Jes Hathaway is the editor in chief of National Fisherman magazine and NationalFisherman.com.
Tuesday, 10 December 2013
I read the opening lines of New York fisherman Mark Lofstad's rescue at sea story with a familiar sense of wonder and fear. What must it be like to recognize that you're in the situation of having to place a distress call? How long must the minutes feel as they tick by when you're awaiting rescue that may or may not come in time? These are the questions I ask myself when I read any survival tale.
With the help of other fishing boats, the Coast Guard came to the rescue for Lofstad and his crew on the F/V Tradition. If only the feds had the same sense of urgency to rescue the entire industry and with it an American tradition that has been set adrift in many ways.
I know some advocates of finfish aquaculture say their business models will offer fishermen a job to turn to when their fisheries can't support their livelihoods anymore. But some of those same businesses consistently contaminate the waters that support wild fisheries.
And as we look down the barrel at FDA-approved Frankenfish salmon, we can no longer deny the brave new world we face. The final frontier isn't out there, in the endless ether of the universe. Rather it's microscopic — contained in the perils of a petri dish. But its possibilities are no less immeasurable. We hold the future in our hands.
Tradition has been set adrift, but it's not underwater, yet. The question is whether rescue will come in time.
Illustration: Artist's rendering of a successful rescue at sea; USCG
National Fisherman Live: 1/27/15
In this episode:
Assessment: Atlantic menhaden is not overfished
Bering Sea pollock fishery casts off

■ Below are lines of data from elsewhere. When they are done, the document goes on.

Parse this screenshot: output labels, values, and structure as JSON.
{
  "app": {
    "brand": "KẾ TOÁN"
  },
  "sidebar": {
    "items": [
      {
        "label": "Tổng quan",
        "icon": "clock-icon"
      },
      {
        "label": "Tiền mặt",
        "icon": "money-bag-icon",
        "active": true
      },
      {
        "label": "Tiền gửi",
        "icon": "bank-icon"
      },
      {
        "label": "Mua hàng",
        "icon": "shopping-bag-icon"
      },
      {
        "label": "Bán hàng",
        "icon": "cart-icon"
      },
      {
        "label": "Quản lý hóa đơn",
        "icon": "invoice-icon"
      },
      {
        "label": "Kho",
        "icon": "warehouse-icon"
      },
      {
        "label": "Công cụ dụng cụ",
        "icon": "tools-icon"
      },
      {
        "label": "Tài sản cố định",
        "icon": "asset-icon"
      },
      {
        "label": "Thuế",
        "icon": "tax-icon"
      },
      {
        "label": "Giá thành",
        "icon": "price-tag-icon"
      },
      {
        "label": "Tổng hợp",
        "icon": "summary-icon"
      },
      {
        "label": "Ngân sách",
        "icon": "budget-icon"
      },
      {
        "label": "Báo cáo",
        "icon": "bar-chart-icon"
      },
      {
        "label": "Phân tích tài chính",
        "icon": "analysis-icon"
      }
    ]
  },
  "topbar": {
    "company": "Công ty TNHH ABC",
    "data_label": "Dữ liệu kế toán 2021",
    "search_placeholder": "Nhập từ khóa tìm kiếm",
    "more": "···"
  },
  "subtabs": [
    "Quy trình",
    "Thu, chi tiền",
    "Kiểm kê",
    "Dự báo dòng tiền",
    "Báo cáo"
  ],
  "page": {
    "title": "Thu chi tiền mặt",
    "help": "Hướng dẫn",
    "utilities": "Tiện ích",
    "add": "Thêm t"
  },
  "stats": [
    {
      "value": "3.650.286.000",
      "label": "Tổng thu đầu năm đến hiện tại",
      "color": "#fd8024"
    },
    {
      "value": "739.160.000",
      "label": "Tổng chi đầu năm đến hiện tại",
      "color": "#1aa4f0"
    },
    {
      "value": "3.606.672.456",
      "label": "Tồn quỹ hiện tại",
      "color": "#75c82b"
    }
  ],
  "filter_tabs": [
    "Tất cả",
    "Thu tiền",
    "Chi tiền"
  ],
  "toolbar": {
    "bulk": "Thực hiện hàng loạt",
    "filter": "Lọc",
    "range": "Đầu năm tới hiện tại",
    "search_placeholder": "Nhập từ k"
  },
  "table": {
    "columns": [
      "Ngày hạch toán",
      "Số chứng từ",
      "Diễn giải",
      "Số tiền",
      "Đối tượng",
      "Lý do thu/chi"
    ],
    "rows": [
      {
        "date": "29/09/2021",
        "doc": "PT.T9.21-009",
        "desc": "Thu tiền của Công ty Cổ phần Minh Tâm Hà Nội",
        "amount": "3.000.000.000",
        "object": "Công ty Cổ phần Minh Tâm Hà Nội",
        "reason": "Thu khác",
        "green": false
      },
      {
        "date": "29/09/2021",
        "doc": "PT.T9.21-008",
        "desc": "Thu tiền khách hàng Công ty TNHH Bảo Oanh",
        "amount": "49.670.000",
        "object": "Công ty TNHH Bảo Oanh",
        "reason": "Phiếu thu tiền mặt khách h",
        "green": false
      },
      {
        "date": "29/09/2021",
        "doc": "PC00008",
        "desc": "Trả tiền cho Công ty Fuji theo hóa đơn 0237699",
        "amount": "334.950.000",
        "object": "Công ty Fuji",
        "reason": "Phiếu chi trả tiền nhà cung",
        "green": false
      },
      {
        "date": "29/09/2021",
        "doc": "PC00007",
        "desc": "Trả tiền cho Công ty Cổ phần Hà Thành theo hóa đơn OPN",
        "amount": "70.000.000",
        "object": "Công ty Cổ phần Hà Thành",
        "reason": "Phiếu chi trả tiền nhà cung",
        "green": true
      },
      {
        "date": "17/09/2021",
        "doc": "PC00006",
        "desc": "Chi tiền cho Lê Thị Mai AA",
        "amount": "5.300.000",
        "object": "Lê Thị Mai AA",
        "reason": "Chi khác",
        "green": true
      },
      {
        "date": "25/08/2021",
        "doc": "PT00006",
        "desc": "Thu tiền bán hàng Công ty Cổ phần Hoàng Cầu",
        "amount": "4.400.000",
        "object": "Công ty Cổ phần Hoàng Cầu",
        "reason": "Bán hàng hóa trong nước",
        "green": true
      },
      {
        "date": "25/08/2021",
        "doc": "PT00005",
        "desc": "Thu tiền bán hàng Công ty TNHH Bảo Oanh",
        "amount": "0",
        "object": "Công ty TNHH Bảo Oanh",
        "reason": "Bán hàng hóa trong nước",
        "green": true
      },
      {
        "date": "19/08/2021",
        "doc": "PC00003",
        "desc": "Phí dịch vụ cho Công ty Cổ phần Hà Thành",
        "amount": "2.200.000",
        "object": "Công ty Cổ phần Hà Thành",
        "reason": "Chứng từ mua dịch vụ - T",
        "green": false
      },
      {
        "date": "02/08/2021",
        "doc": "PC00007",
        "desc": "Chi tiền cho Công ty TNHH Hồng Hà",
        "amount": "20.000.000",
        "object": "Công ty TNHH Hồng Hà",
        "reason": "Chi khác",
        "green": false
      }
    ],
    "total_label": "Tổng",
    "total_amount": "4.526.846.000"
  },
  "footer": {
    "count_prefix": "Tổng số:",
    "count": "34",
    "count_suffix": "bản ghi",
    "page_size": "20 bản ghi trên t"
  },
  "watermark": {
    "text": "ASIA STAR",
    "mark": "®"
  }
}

Dock to Dish opens Florida’s first CSF
Second wave of disaster funds for Alaska
Fisherman lands N.C.’s largest bluefin ever

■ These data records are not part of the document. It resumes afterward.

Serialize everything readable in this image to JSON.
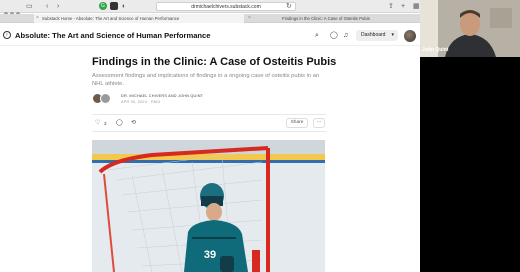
{
  "browser": {
    "url": "drmichaelchivers.substack.com",
    "tabs": [
      {
        "label": "Substack Home - Absolute: The Art and Science of Human Performance"
      },
      {
        "label": "Findings in the Clinic: A Case of Osteitis Pubis"
      }
    ]
  },
  "header": {
    "site_title": "Absolute: The Art and Science of Human Performance",
    "dashboard_label": "Dashboard"
  },
  "article": {
    "title": "Findings in the Clinic: A Case of Osteitis Pubis",
    "subtitle": "Assessment findings and implications of findings in a ongoing case of osteitis pubis in an NHL athlete.",
    "authors": "DR. MICHAEL CHIVERS AND JOHN QUINT",
    "date": "APR 30, 2024 · PAID",
    "like_count": "3",
    "share_label": "Share",
    "more_label": "···"
  },
  "hero": {
    "jersey_number": "39"
  },
  "video": {
    "participant_name": "John Quint"
  }
}
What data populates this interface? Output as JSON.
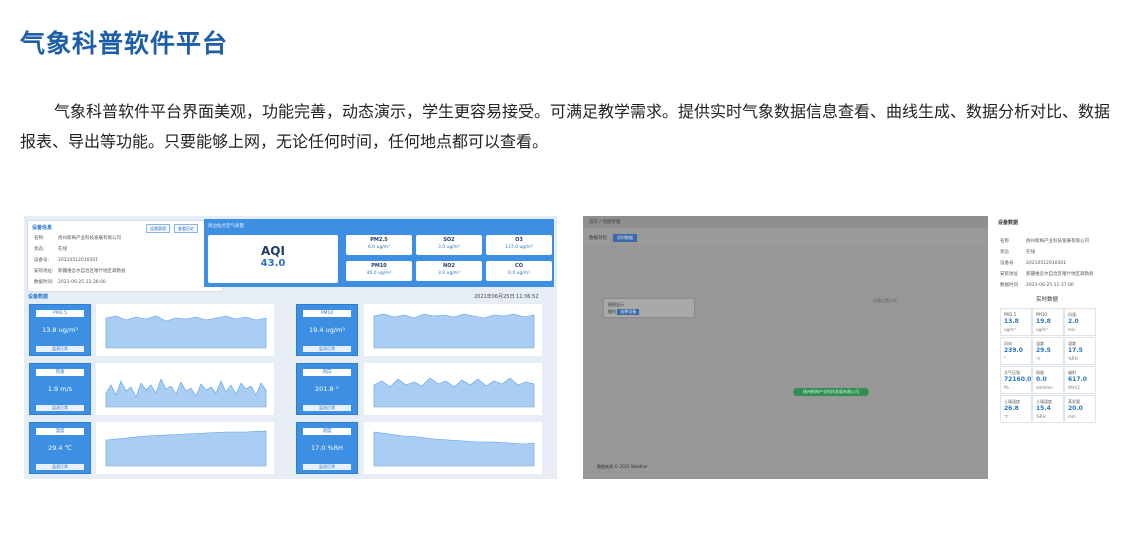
{
  "page": {
    "title": "气象科普软件平台",
    "intro": "气象科普软件平台界面美观，功能完善，动态演示，学生更容易接受。可满足教学需求。提供实时气象数据信息查看、曲线生成、数据分析对比、数据报表、导出等功能。只要能够上网，无论任何时间，任何地点都可以查看。"
  },
  "left_shot": {
    "device": {
      "header": "设备信息",
      "btn_manage": "运维管理",
      "btn_history": "查看历史",
      "rows": [
        {
          "k": "名称:",
          "v": "扬州新梅产业科技发展有限公司"
        },
        {
          "k": "状态:",
          "v": "在线"
        },
        {
          "k": "设备号:",
          "v": "20210512010301"
        },
        {
          "k": "安装地址:",
          "v": "新疆维吾尔自治区喀什地区疏勒县"
        },
        {
          "k": "数据时间:",
          "v": "2021-06-25 11:36:00"
        }
      ]
    },
    "aqi": {
      "header": "周边站点空气质量",
      "label": "AQI",
      "value": "43.0",
      "pollutants": [
        {
          "name": "PM2.5",
          "value": "6.0 ug/m³"
        },
        {
          "name": "SO2",
          "value": "3.0 ug/m³"
        },
        {
          "name": "O3",
          "value": "137.0 ug/m³"
        },
        {
          "name": "PM10",
          "value": "40.0 ug/m³"
        },
        {
          "name": "NO2",
          "value": "3.0 ug/m³"
        },
        {
          "name": "CO",
          "value": "0.4 ug/m³"
        }
      ]
    },
    "monitor": {
      "header": "设备数据",
      "datetime": "2021年06月25日 11:36:52",
      "status_label": "监测正常",
      "cards": [
        {
          "name": "PM2.5",
          "value": "13.8 ug/m³"
        },
        {
          "name": "PM10",
          "value": "19.4 ug/m³"
        },
        {
          "name": "风速",
          "value": "1.9 m/s"
        },
        {
          "name": "风向",
          "value": "201.8 °"
        },
        {
          "name": "温度",
          "value": "29.4 ℃"
        },
        {
          "name": "湿度",
          "value": "17.0 %RH"
        }
      ]
    }
  },
  "right_shot": {
    "topbar": "首页 / 地图管理",
    "tab_label": "数据对比",
    "tab_active": "实时数据",
    "legend_a": "图例显示",
    "legend_b": "操作",
    "legend_btn": "选择设备",
    "map_label": "设备位置分布",
    "green_button": "扬州新梅产业科技发展有限公司",
    "footnote": "数据来源 © 2021 Weather",
    "panel": {
      "header": "设备数据",
      "rows": [
        {
          "k": "名称",
          "v": "扬州新梅产业科技发展有限公司"
        },
        {
          "k": "状态",
          "v": "在线"
        },
        {
          "k": "设备号",
          "v": "20210512010301"
        },
        {
          "k": "安装地址",
          "v": "新疆维吾尔自治区喀什地区疏勒县"
        },
        {
          "k": "数据时间",
          "v": "2021-06-25 11:37:00"
        }
      ],
      "realtime_title": "实时数据",
      "cells": [
        {
          "n": "PM2.5",
          "v": "13.8",
          "u": "ug/m³"
        },
        {
          "n": "PM10",
          "v": "19.8",
          "u": "ug/m³"
        },
        {
          "n": "风速",
          "v": "2.0",
          "u": "m/s"
        },
        {
          "n": "风向",
          "v": "239.0",
          "u": "°"
        },
        {
          "n": "温度",
          "v": "29.5",
          "u": "℃"
        },
        {
          "n": "湿度",
          "v": "17.5",
          "u": "%RH"
        },
        {
          "n": "大气压强",
          "v": "72160.0",
          "u": "Pa"
        },
        {
          "n": "雨量",
          "v": "0.0",
          "u": "mm/min"
        },
        {
          "n": "辐射",
          "v": "617.0",
          "u": "W/m2"
        },
        {
          "n": "土壤温度",
          "v": "26.8",
          "u": "℃"
        },
        {
          "n": "土壤湿度",
          "v": "15.4",
          "u": "%RH"
        },
        {
          "n": "蒸发量",
          "v": "20.0",
          "u": "mm"
        }
      ]
    }
  },
  "colors": {
    "title": "#1d5ea8",
    "accent": "#3d8fe3",
    "panel_bg": "#e6edf5"
  }
}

The Alaska Seafood Marketing Institute is still seeking public review and comment on the Alaska Responsible Fisheries Management Conformance Criteria (Version 1.2, September 2011). The public review and comment period, which opened on Dec. 3, 2014, runs through Monday, Feb. 3.
NOAA, in consultation with the Department of the Interior, has appointed 10 new members to the Marine Protected Areas Federal Advisory Committee. The 20-member committee is composed of individuals with diverse backgrounds and experience who advise the departments of commerce and the interior on ways to strengthen and connect the nation's MPA programs. The new members join the 10 continuing members appointed in 2012.